*** Opening of INFORMATION GIVEN ***

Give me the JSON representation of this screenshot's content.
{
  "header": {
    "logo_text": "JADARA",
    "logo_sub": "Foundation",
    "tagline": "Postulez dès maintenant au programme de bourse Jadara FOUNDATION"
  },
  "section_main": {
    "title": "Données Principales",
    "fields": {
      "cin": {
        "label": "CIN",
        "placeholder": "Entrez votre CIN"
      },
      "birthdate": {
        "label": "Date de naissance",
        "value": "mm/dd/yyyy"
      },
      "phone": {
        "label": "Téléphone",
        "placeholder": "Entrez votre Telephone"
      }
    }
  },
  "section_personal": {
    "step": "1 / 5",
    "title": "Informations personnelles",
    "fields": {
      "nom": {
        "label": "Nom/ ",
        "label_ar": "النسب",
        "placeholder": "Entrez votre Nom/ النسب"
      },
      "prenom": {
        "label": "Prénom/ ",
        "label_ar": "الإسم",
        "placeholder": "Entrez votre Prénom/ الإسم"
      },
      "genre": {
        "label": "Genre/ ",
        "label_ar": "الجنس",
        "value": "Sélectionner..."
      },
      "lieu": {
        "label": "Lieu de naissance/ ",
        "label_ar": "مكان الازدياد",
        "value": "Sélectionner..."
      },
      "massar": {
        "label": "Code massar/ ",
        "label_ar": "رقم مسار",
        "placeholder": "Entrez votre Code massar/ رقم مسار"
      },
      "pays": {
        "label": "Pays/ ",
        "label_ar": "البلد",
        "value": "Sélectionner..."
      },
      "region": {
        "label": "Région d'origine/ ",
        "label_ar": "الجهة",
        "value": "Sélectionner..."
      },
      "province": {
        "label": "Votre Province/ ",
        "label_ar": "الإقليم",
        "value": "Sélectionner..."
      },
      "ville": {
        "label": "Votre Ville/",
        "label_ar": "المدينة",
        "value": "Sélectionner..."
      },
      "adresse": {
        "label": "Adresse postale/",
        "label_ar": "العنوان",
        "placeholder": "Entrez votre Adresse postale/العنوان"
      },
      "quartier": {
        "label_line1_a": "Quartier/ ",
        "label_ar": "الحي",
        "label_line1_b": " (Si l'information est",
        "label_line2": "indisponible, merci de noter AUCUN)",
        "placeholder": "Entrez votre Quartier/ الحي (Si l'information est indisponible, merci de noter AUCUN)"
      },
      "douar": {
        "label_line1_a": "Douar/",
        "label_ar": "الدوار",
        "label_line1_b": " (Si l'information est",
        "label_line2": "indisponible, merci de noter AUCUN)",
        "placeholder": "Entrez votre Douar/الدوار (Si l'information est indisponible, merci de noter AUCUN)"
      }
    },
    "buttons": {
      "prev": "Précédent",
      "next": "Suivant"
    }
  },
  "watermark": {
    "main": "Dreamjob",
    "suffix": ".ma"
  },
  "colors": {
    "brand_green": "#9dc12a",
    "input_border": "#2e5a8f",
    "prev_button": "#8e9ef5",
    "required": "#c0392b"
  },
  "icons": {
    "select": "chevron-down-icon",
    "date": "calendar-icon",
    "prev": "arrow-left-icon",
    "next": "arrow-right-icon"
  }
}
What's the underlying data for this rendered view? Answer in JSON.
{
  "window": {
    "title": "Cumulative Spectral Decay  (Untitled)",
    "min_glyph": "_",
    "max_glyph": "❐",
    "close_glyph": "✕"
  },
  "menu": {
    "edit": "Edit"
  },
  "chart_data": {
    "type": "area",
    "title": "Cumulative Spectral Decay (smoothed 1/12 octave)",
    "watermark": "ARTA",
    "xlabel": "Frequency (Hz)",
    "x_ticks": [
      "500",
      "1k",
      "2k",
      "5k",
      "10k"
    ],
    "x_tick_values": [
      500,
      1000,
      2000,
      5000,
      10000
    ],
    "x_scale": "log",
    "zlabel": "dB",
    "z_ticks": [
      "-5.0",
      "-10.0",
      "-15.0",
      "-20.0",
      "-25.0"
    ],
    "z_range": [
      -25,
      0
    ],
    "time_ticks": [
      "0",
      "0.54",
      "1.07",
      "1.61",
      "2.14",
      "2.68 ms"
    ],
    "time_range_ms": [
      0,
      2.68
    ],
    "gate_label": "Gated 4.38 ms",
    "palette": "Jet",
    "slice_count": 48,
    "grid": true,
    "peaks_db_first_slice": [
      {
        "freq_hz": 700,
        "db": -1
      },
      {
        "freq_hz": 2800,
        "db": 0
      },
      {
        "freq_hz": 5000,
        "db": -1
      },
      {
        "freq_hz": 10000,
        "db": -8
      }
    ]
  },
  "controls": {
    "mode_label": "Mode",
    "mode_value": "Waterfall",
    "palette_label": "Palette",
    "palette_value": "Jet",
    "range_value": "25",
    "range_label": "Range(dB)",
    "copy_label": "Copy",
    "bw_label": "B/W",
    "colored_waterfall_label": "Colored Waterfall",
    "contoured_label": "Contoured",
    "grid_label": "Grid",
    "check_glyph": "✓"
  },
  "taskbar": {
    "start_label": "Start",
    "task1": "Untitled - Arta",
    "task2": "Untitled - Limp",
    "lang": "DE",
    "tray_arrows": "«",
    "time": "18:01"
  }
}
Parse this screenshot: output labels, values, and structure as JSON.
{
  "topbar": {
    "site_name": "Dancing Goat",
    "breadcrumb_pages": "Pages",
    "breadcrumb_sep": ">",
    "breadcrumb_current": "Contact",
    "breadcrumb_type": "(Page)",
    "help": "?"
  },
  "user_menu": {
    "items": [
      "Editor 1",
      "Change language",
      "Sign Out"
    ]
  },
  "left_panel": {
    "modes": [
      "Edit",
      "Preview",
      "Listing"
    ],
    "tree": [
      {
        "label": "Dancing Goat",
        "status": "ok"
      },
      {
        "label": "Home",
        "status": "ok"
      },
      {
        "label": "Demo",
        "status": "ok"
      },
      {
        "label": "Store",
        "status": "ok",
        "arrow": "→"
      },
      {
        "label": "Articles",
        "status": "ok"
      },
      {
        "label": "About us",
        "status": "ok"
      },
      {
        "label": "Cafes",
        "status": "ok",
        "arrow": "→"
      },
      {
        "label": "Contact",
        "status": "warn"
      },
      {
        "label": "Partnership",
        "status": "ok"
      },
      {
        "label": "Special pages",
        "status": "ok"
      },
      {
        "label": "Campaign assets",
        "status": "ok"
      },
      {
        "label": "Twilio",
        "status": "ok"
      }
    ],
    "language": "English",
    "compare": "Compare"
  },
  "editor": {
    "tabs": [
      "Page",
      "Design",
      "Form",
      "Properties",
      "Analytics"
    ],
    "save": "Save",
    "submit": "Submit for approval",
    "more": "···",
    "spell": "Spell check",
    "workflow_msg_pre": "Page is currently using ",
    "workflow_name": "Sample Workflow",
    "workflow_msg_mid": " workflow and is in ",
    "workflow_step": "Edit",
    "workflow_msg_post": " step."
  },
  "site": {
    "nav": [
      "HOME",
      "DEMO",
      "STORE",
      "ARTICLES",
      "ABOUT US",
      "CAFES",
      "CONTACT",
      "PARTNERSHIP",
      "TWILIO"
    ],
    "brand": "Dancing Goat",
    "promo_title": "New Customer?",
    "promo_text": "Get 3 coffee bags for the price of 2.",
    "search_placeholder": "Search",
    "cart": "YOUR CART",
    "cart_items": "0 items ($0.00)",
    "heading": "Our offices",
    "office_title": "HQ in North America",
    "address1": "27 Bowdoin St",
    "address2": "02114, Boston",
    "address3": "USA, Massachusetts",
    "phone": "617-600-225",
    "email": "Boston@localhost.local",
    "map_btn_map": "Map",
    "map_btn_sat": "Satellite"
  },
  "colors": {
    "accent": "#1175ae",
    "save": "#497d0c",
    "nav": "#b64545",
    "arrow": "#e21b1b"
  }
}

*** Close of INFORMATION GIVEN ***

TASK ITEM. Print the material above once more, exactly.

EXERCISE RESPONSE.
Give me the JSON representation of this screenshot's content.
{
  "header": {
    "logo_text": "JADARA",
    "logo_sub": "Foundation",
    "tagline": "Postulez dès maintenant au programme de bourse Jadara FOUNDATION"
  },
  "section_main": {
    "title": "Données Principales",
    "fields": {
      "cin": {
        "label": "CIN",
        "placeholder": "Entrez votre CIN"
      },
      "birthdate": {
        "label": "Date de naissance",
        "value": "mm/dd/yyyy"
      },
      "phone": {
        "label": "Téléphone",
        "placeholder": "Entrez votre Telephone"
      }
    }
  },
  "section_personal": {
    "step": "1 / 5",
    "title": "Informations personnelles",
    "fields": {
      "nom": {
        "label": "Nom/ ",
        "label_ar": "النسب",
        "placeholder": "Entrez votre Nom/ النسب"
      },
      "prenom": {
        "label": "Prénom/ ",
        "label_ar": "الإسم",
        "placeholder": "Entrez votre Prénom/ الإسم"
      },
      "genre": {
        "label": "Genre/ ",
        "label_ar": "الجنس",
        "value": "Sélectionner..."
      },
      "lieu": {
        "label": "Lieu de naissance/ ",
        "label_ar": "مكان الازدياد",
        "value": "Sélectionner..."
      },
      "massar": {
        "label": "Code massar/ ",
        "label_ar": "رقم مسار",
        "placeholder": "Entrez votre Code massar/ رقم مسار"
      },
      "pays": {
        "label": "Pays/ ",
        "label_ar": "البلد",
        "value": "Sélectionner..."
      },
      "region": {
        "label": "Région d'origine/ ",
        "label_ar": "الجهة",
        "value": "Sélectionner..."
      },
      "province": {
        "label": "Votre Province/ ",
        "label_ar": "الإقليم",
        "value": "Sélectionner..."
      },
      "ville": {
        "label": "Votre Ville/",
        "label_ar": "المدينة",
        "value": "Sélectionner..."
      },
      "adresse": {
        "label": "Adresse postale/",
        "label_ar": "العنوان",
        "placeholder": "Entrez votre Adresse postale/العنوان"
      },
      "quartier": {
        "label_line1_a": "Quartier/ ",
        "label_ar": "الحي",
        "label_line1_b": " (Si l'information est",
        "label_line2": "indisponible, merci de noter AUCUN)",
        "placeholder": "Entrez votre Quartier/ الحي (Si l'information est indisponible, merci de noter AUCUN)"
      },
      "douar": {
        "label_line1_a": "Douar/",
        "label_ar": "الدوار",
        "label_line1_b": " (Si l'information est",
        "label_line2": "indisponible, merci de noter AUCUN)",
        "placeholder": "Entrez votre Douar/الدوار (Si l'information est indisponible, merci de noter AUCUN)"
      }
    },
    "buttons": {
      "prev": "Précédent",
      "next": "Suivant"
    }
  },
  "watermark": {
    "main": "Dreamjob",
    "suffix": ".ma"
  },
  "colors": {
    "brand_green": "#9dc12a",
    "input_border": "#2e5a8f",
    "prev_button": "#8e9ef5",
    "required": "#c0392b"
  },
  "icons": {
    "select": "chevron-down-icon",
    "date": "calendar-icon",
    "prev": "arrow-left-icon",
    "next": "arrow-right-icon"
  }
}
What's the underlying data for this rendered view? Answer in JSON.
{
  "window": {
    "title": "Cumulative Spectral Decay  (Untitled)",
    "min_glyph": "_",
    "max_glyph": "❐",
    "close_glyph": "✕"
  },
  "menu": {
    "edit": "Edit"
  },
  "chart_data": {
    "type": "area",
    "title": "Cumulative Spectral Decay (smoothed 1/12 octave)",
    "watermark": "ARTA",
    "xlabel": "Frequency (Hz)",
    "x_ticks": [
      "500",
      "1k",
      "2k",
      "5k",
      "10k"
    ],
    "x_tick_values": [
      500,
      1000,
      2000,
      5000,
      10000
    ],
    "x_scale": "log",
    "zlabel": "dB",
    "z_ticks": [
      "-5.0",
      "-10.0",
      "-15.0",
      "-20.0",
      "-25.0"
    ],
    "z_range": [
      -25,
      0
    ],
    "time_ticks": [
      "0",
      "0.54",
      "1.07",
      "1.61",
      "2.14",
      "2.68 ms"
    ],
    "time_range_ms": [
      0,
      2.68
    ],
    "gate_label": "Gated 4.38 ms",
    "palette": "Jet",
    "slice_count": 48,
    "grid": true,
    "peaks_db_first_slice": [
      {
        "freq_hz": 700,
        "db": -1
      },
      {
        "freq_hz": 2800,
        "db": 0
      },
      {
        "freq_hz": 5000,
        "db": -1
      },
      {
        "freq_hz": 10000,
        "db": -8
      }
    ]
  },
  "controls": {
    "mode_label": "Mode",
    "mode_value": "Waterfall",
    "palette_label": "Palette",
    "palette_value": "Jet",
    "range_value": "25",
    "range_label": "Range(dB)",
    "copy_label": "Copy",
    "bw_label": "B/W",
    "colored_waterfall_label": "Colored Waterfall",
    "contoured_label": "Contoured",
    "grid_label": "Grid",
    "check_glyph": "✓"
  },
  "taskbar": {
    "start_label": "Start",
    "task1": "Untitled - Arta",
    "task2": "Untitled - Limp",
    "lang": "DE",
    "tray_arrows": "«",
    "time": "18:01"
  }
}
Parse this screenshot: output labels, values, and structure as JSON.
{
  "topbar": {
    "site_name": "Dancing Goat",
    "breadcrumb_pages": "Pages",
    "breadcrumb_sep": ">",
    "breadcrumb_current": "Contact",
    "breadcrumb_type": "(Page)",
    "help": "?"
  },
  "user_menu": {
    "items": [
      "Editor 1",
      "Change language",
      "Sign Out"
    ]
  },
  "left_panel": {
    "modes": [
      "Edit",
      "Preview",
      "Listing"
    ],
    "tree": [
      {
        "label": "Dancing Goat",
        "status": "ok"
      },
      {
        "label": "Home",
        "status": "ok"
      },
      {
        "label": "Demo",
        "status": "ok"
      },
      {
        "label": "Store",
        "status": "ok",
        "arrow": "→"
      },
      {
        "label": "Articles",
        "status": "ok"
      },
      {
        "label": "About us",
        "status": "ok"
      },
      {
        "label": "Cafes",
        "status": "ok",
        "arrow": "→"
      },
      {
        "label": "Contact",
        "status": "warn"
      },
      {
        "label": "Partnership",
        "status": "ok"
      },
      {
        "label": "Special pages",
        "status": "ok"
      },
      {
        "label": "Campaign assets",
        "status": "ok"
      },
      {
        "label": "Twilio",
        "status": "ok"
      }
    ],
    "language": "English",
    "compare": "Compare"
  },
  "editor": {
    "tabs": [
      "Page",
      "Design",
      "Form",
      "Properties",
      "Analytics"
    ],
    "save": "Save",
    "submit": "Submit for approval",
    "more": "···",
    "spell": "Spell check",
    "workflow_msg_pre": "Page is currently using ",
    "workflow_name": "Sample Workflow",
    "workflow_msg_mid": " workflow and is in ",
    "workflow_step": "Edit",
    "workflow_msg_post": " step."
  },
  "site": {
    "nav": [
      "HOME",
      "DEMO",
      "STORE",
      "ARTICLES",
      "ABOUT US",
      "CAFES",
      "CONTACT",
      "PARTNERSHIP",
      "TWILIO"
    ],
    "brand": "Dancing Goat",
    "promo_title": "New Customer?",
    "promo_text": "Get 3 coffee bags for the price of 2.",
    "search_placeholder": "Search",
    "cart": "YOUR CART",
    "cart_items": "0 items ($0.00)",
    "heading": "Our offices",
    "office_title": "HQ in North America",
    "address1": "27 Bowdoin St",
    "address2": "02114, Boston",
    "address3": "USA, Massachusetts",
    "phone": "617-600-225",
    "email": "Boston@localhost.local",
    "map_btn_map": "Map",
    "map_btn_sat": "Satellite"
  },
  "colors": {
    "accent": "#1175ae",
    "save": "#497d0c",
    "nav": "#b64545",
    "arrow": "#e21b1b"
  }
}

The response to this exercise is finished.